In Elizabeth Barrett Browning’s touching meditation on Mary, mother of Jesus, she imagines what it might have been like to cradle a napping infant Christ while meditating on his future. As Mary envisions ghostly spirits worshipping her son, her own “spirit . . . dilateth with the woe / Of His mortality” (53–4). Her maternal pain plays counterpoint to her devoted wonder as she searches for a term of endearment appropriate for her divine child, “Ah King, ah Christ, ah Son!” (117). He is her helpless infant son; he is her eternal Saviour; his death will redeem the mother who gave him birth.3
Mary’s motherly “woe” is echoed in Elizabeth Gaskell’s “Lizzie Leigh.” Annie is a farmwife mourning her husband whose dying words on Christmas morning have freed her to perform a holy quest—to seek their long-lost daughter who had borne an illegitimate child and disappeared into the life of the streets. Purposefully echoing Christ’s parables of the prodigal son and the lost coin, Annie journeys to recover her child. Her eventual discovery exorcises the guilt that had haunted the mother for years and reminds us that Christmas is an advent, a commencement of a new spiritual life, no matter what has come before.4
At times Annie’s quest mirrors the quest of the wise men as depicted by T. S. Eliot in “Journey of the Magi.” Eliot’s spare Modernist aesthetic gives the journey an almost uncanny sense: the wise men had “[a] cold coming . . . of it” as they faced grimy travels and “refractory” animals (1, 6). They found their epiphany, the Christ child, but their discovery did not end their travels either physically or spiritually. Returning to once-familiar lands, they found “an alien people clutching their gods” (42). Their estrangement leaves them processing the enormity of a new dispensation.5
Reading this literature alongside Christmas ghost stories brought a whole new set of perspectives on Christmas worship into our classroom discussions, so that we could see our own Christmas memories and beliefs anew. And that is the point. At their best, Victorian Christmas ghosts spook us into a better spiritual state, just as skiing down a slope combines the beauty and terror of the sublime in a way that invites awe and reverence. Ideally, we all seek opportunities to cultivate spiritual and intellectual epiphanies that surprise us out of our complacency and disencumber our minds in preparation for receiving revelation.
The students in the Victorian Christmas literature class curated an exhibit in the Special Collections library this last December, titled “From Shrieks to Shenanigans: How to Celebrate a Truly Victorian Christmas.” Their accompanying digital exhibit is available online: victorianchristmas.byu.edu.
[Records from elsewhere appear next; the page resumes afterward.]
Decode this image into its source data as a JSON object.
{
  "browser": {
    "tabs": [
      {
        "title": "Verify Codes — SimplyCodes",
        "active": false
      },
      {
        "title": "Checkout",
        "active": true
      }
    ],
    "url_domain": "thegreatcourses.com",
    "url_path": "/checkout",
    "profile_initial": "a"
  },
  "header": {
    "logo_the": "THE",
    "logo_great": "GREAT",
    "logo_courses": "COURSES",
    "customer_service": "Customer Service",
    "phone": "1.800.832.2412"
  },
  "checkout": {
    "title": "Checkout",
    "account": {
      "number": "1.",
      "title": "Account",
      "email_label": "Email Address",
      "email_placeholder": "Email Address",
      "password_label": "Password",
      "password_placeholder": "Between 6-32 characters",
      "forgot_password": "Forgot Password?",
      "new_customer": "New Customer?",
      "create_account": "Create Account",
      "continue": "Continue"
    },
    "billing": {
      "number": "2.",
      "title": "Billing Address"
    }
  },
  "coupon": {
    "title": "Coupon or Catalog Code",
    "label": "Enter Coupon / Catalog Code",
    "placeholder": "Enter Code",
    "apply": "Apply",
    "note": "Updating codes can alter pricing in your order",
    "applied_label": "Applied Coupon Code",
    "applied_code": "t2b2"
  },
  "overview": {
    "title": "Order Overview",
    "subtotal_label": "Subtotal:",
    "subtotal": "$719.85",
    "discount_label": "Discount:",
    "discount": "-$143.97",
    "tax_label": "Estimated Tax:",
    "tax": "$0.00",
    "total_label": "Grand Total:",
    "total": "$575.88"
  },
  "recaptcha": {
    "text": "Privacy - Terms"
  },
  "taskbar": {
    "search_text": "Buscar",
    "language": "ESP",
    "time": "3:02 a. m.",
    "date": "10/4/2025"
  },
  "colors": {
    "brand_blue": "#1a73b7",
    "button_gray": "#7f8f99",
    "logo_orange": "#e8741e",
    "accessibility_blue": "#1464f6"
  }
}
Leslee Thorne-Murphy is a newly appointed associate dean in the College of Humanities and associate professor of English.
1. Robert Browning, “Fra Lippo Lippi,” Robert Browning’s Poetry, Eds. James F. Loucks and Andrew M. Stauffer, New York and London: Norton, 2007: 304-6.
2. A Christmas Carol, first published in 1843.
3. Elizabeth Barrett Browning, “The Virgin Mary to the Child Jesus,” Elizabeth Barrett Browning: Selected Poems. Eds. Margorie Stone and Beverly Taylor, Peterborough, Ontario, Canada: Broadview, 2009.
4. Elizabeth Gaskell, “Lizzie Leigh,” Household Words: A Weekly Journal, vol. 1, no. 1, 1850, pp. 2–6. Ed. Emily Hilton, Victorian Short Fiction Project, 14 December 2018, http://vsfp.byu.edu/index.php/title/lizzie-leigh/.
5. T. S. Eliot, “Journey of the Magi,” Poetry Archive, 2005–16, https://www.poetryarchive.org/poem/journey-magi.